9. We strongly believe that the IEA can cooperate with each of the Five Countries in the field of emergency preparedness. As the oil market is global, stronger cooperation and coordination between the IEA Member countries and Non-Member countries will enhance the collective effectiveness of our actions in time of emergency. We welcome the participation of the People's Republic of China and India in the Emergency Response Exercises with the IEA. We also welcome their close communication with the IEA through agreed-upon channels and their positive consideration of voluntary participation in the concerted actions of the IEA Member countries at the time of supply disruption. All of this will send a strong signal to the market that we, as major oil consuming countries, are united.

Investment Climate

10. With a view to ensuring long-term stability of oil and gas markets, all stakeholders share common responsibilities for ensuring adequate investment in oil and gas, as well as in new clean energy technologies. While appreciating the recent announcement of additional investment by producing countries, further efforts are necessary to ensure that sustained and adequate levels of investment are made, especially in upstream and downstream development of oil and gas supplies.

11. We will ensure an open, transparent, efficient and competitive investment climate including transparent, equitable, stable and effective legal and regulatory frameworks as the prerequisites for mobilizing investments in the whole energy supply chain, especially, but not limited to, oil and gas exploration and production. We seek to reduce the risk of unilateral and abrupt changes in contract terms for foreign and private operating companies in upstream oil and gas development that impede investment and increase costs.

12. We welcome the efforts of countries exporting oil and gas as well as minerals that are implementing the Extractive Industries Transparency Initiative (EITI) on a voluntary basis to strengthen governance by improving transparency and accountability in the extractives sector.

Energy Efficiency and Diversification

13. As major energy consuming and importing countries, we are also determined to take strong actions to cope with challenges faced by all of us. Energy efficiency improvements are available and provide one of the most cost-effective short-term responses. Diversification of the energy mix through making wider use of clean and alternative fuel such as clean coal, nuclear, and renewables and diversification of the sources of imported fossil fuels, and of supply routes are necessary to enhance energy security. We recognize the important role of renewables and safe and peaceful nuclear energy in increasing energy security by diversifying the energy mix, maintaining economic growth and mitigating climate change.
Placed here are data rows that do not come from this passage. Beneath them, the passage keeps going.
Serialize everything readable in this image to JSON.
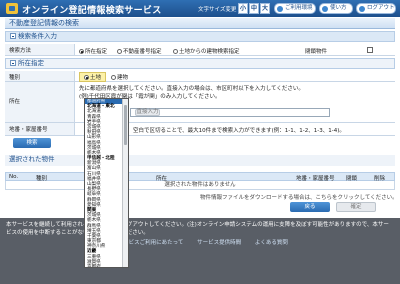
{
  "header": {
    "title": "オンライン登記情報検索サービス",
    "font_size_label": "文字サイズ変更",
    "font_sizes": [
      "小",
      "中",
      "大"
    ],
    "manual_label": "ご利用環境",
    "help_label": "使い方",
    "logout_label": "ログアウト"
  },
  "page": {
    "title": "不動産登記情報の検索"
  },
  "search": {
    "section_title": "検索条件入力",
    "method_label": "検索方法",
    "methods": [
      "所在指定",
      "不動産番号指定",
      "土地からの建物検索指定"
    ],
    "closed_label": "閉鎖物件",
    "location_section": "所在指定",
    "type_label": "種別",
    "types": [
      "土地",
      "建物"
    ],
    "location_label": "所在",
    "location_hint1": "先に都道府県を選択してください。直接入力の場合は、市区町村以下を入力してください。",
    "location_hint2": "(例)千代田区霞が関は「霞が関」のみ入力してください。",
    "input_label": "直接入力",
    "lot_label": "地番・家屋番号",
    "lot_hint": "空白で区切ることで、最大10件まで検索入力ができます(例：1-1、1-2、1-3、1-4)。",
    "search_button": "検索"
  },
  "dropdown": {
    "items": [
      {
        "label": "都道府県",
        "kind": "selected"
      },
      {
        "label": "北海道・東北",
        "kind": "group"
      },
      {
        "label": "北海道",
        "kind": "item"
      },
      {
        "label": "青森県",
        "kind": "item"
      },
      {
        "label": "岩手県",
        "kind": "item"
      },
      {
        "label": "宮城県",
        "kind": "item"
      },
      {
        "label": "秋田県",
        "kind": "item"
      },
      {
        "label": "山形県",
        "kind": "item"
      },
      {
        "label": "福島県",
        "kind": "item"
      },
      {
        "label": "茨城県",
        "kind": "item"
      },
      {
        "label": "栃木県",
        "kind": "item"
      },
      {
        "label": "甲信越・北陸",
        "kind": "group"
      },
      {
        "label": "新潟県",
        "kind": "item"
      },
      {
        "label": "富山県",
        "kind": "item"
      },
      {
        "label": "石川県",
        "kind": "item"
      },
      {
        "label": "福井県",
        "kind": "item"
      },
      {
        "label": "山梨県",
        "kind": "item"
      },
      {
        "label": "長野県",
        "kind": "item"
      },
      {
        "label": "岐阜県",
        "kind": "item"
      },
      {
        "label": "静岡県",
        "kind": "item"
      },
      {
        "label": "愛知県",
        "kind": "item"
      },
      {
        "label": "関東",
        "kind": "group"
      },
      {
        "label": "茨城県",
        "kind": "item"
      },
      {
        "label": "栃木県",
        "kind": "item"
      },
      {
        "label": "群馬県",
        "kind": "item"
      },
      {
        "label": "埼玉県",
        "kind": "item"
      },
      {
        "label": "千葉県",
        "kind": "item"
      },
      {
        "label": "東京都",
        "kind": "item"
      },
      {
        "label": "神奈川県",
        "kind": "item"
      },
      {
        "label": "近畿",
        "kind": "group"
      },
      {
        "label": "三重県",
        "kind": "item"
      },
      {
        "label": "滋賀県",
        "kind": "item"
      },
      {
        "label": "京都府",
        "kind": "item"
      },
      {
        "label": "大阪府",
        "kind": "item"
      }
    ]
  },
  "selected": {
    "section_title": "選択された物件",
    "columns": [
      "No.",
      "種別",
      "所在",
      "地番・家屋番号",
      "閉鎖",
      "削除"
    ],
    "empty_text": "選択された物件はありません",
    "note": "物件情報ファイルをダウンロードする場合は、こちらをクリックしてください。",
    "back_button": "戻る",
    "next_button": "確定"
  },
  "footer": {
    "notice": "本サービスを継続して利用される場合は、必ずログアウトしてください。(注)オンライン申請システムの運用に支障を及ぼす可能性がありますので、本サービスの使用を中断することがないようにご注意ください。",
    "links": [
      "本サービスご利用にあたって",
      "サービス提供時間",
      "よくある質問"
    ]
  }
}
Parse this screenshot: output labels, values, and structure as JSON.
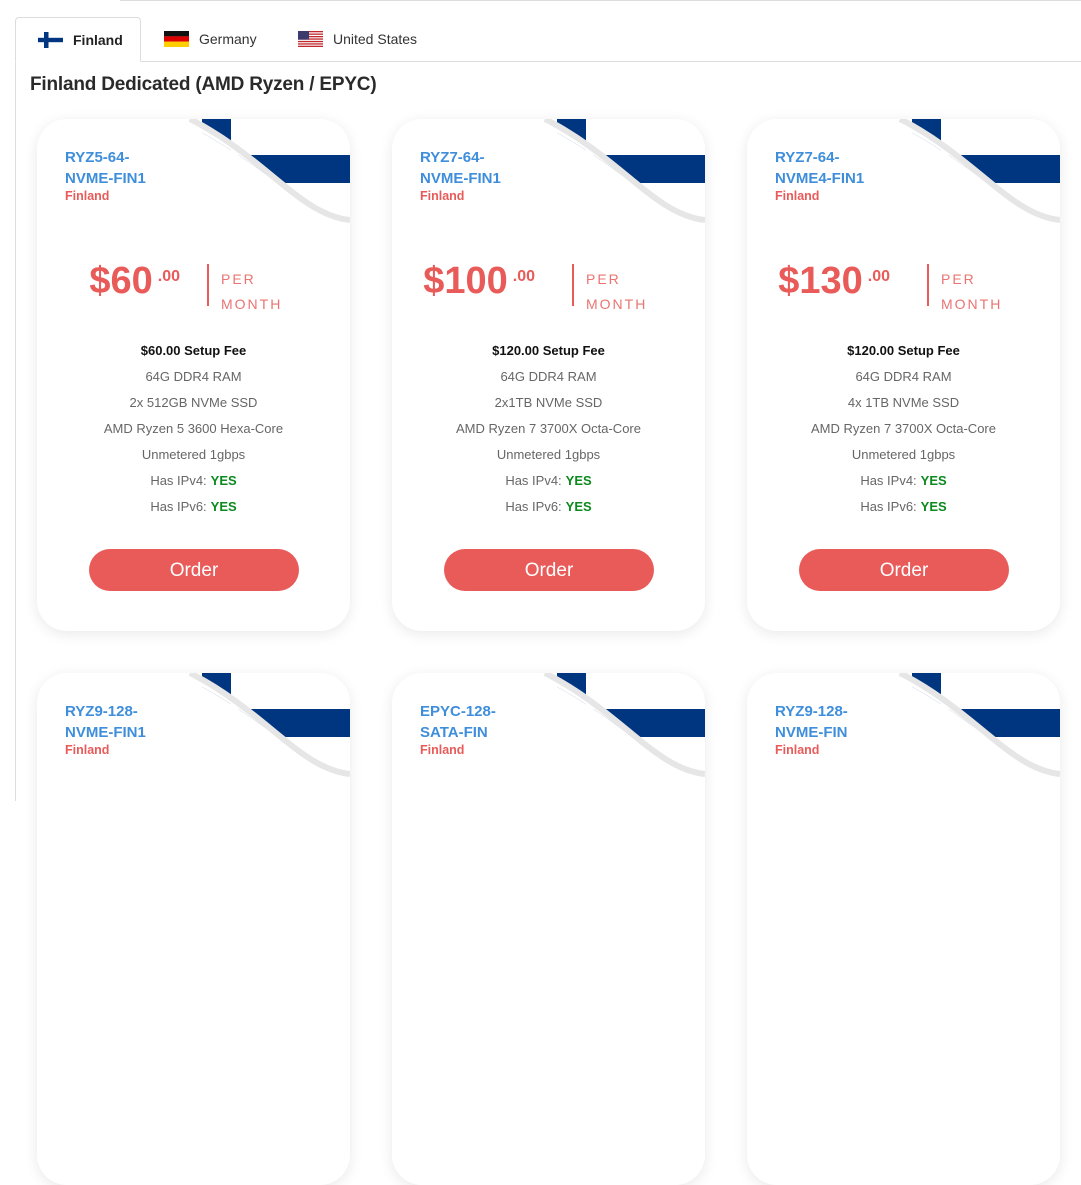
{
  "tabs": [
    {
      "label": "Finland",
      "icon": "finland-flag-icon",
      "active": true
    },
    {
      "label": "Germany",
      "icon": "germany-flag-icon",
      "active": false
    },
    {
      "label": "United States",
      "icon": "usa-flag-icon",
      "active": false
    }
  ],
  "section_title": "Finland Dedicated (AMD Ryzen / EPYC)",
  "colors": {
    "accent": "#e85b59",
    "link": "#3e8edb",
    "yes": "#0c8a1f",
    "flag_blue": "#003580"
  },
  "cards": [
    {
      "name": "RYZ5-64-NVME-FIN1",
      "name_line1": "RYZ5-64-",
      "name_line2": "NVME-FIN1",
      "location": "Finland",
      "price": "$60",
      "cents": ".00",
      "per_1": "PER",
      "per_2": "MONTH",
      "setup": "$60.00 Setup Fee",
      "ram": "64G DDR4 RAM",
      "disk": "2x 512GB NVMe SSD",
      "cpu": "AMD Ryzen 5 3600 Hexa-Core",
      "bandwidth": "Unmetered 1gbps",
      "ipv4_label": "Has IPv4:",
      "ipv4": "YES",
      "ipv6_label": "Has IPv6:",
      "ipv6": "YES",
      "order_label": "Order"
    },
    {
      "name": "RYZ7-64-NVME-FIN1",
      "name_line1": "RYZ7-64-",
      "name_line2": "NVME-FIN1",
      "location": "Finland",
      "price": "$100",
      "cents": ".00",
      "per_1": "PER",
      "per_2": "MONTH",
      "setup": "$120.00 Setup Fee",
      "ram": "64G DDR4 RAM",
      "disk": "2x1TB NVMe SSD",
      "cpu": "AMD Ryzen 7 3700X Octa-Core",
      "bandwidth": "Unmetered 1gbps",
      "ipv4_label": "Has IPv4:",
      "ipv4": "YES",
      "ipv6_label": "Has IPv6:",
      "ipv6": "YES",
      "order_label": "Order"
    },
    {
      "name": "RYZ7-64-NVME4-FIN1",
      "name_line1": "RYZ7-64-",
      "name_line2": "NVME4-FIN1",
      "location": "Finland",
      "price": "$130",
      "cents": ".00",
      "per_1": "PER",
      "per_2": "MONTH",
      "setup": "$120.00 Setup Fee",
      "ram": "64G DDR4 RAM",
      "disk": "4x 1TB NVMe SSD",
      "cpu": "AMD Ryzen 7 3700X Octa-Core",
      "bandwidth": "Unmetered 1gbps",
      "ipv4_label": "Has IPv4:",
      "ipv4": "YES",
      "ipv6_label": "Has IPv6:",
      "ipv6": "YES",
      "order_label": "Order"
    },
    {
      "name": "RYZ9-128-NVME-FIN1",
      "name_line1": "RYZ9-128-",
      "name_line2": "NVME-FIN1",
      "location": "Finland"
    },
    {
      "name": "EPYC-128-SATA-FIN",
      "name_line1": "EPYC-128-",
      "name_line2": "SATA-FIN",
      "location": "Finland"
    },
    {
      "name": "RYZ9-128-NVME-FIN",
      "name_line1": "RYZ9-128-",
      "name_line2": "NVME-FIN",
      "location": "Finland"
    }
  ]
}
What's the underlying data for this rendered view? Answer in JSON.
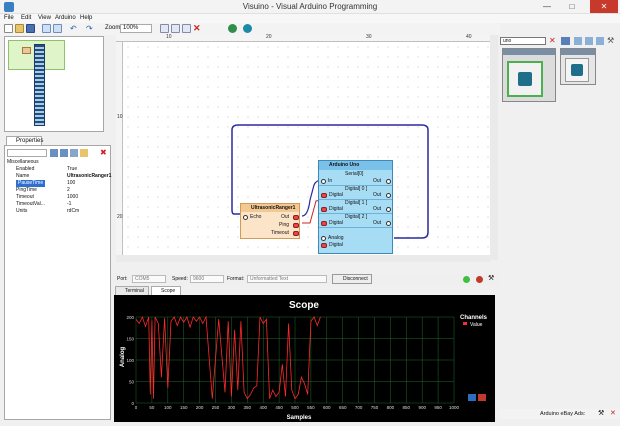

14. We recognize that moving toward phased and gradual withdrawal of price subsidies for conventional energies is desirable and that such subsidies should be replaced wherever possible by better targeted policies for intended beneficiaries. Undistorted and market-based energy pricing helps markets send the appropriate signals to enhance energy efficiency and increase investment in alternative sources of energy. This could also lead to reduction in the government costs and greater integration of the domestic and global energy economies. We will further strengthen our policies and measures for improving energy efficiency and diversify energy sources by individually setting voluntary goals and action plans and will share our best practices. This will ultimately contribute to an improvement of investment climate in producing countries and enhancement of our resilience to energy supply disruption risks.


15. Adequate supplies of energy are indispensable to economic and social well-being in both developed and developing countries. As major energy consuming countries, which together account for nearly half of the world's oil consumption, we share common interests and will foster further cooperation among us aimed at enhancing market stability and ensuring global energy security, for which we have strong responsibilities.

16. We highly appreciate the offer of the Republic of Korea to host the third Five-Countries Energy Ministers Meeting.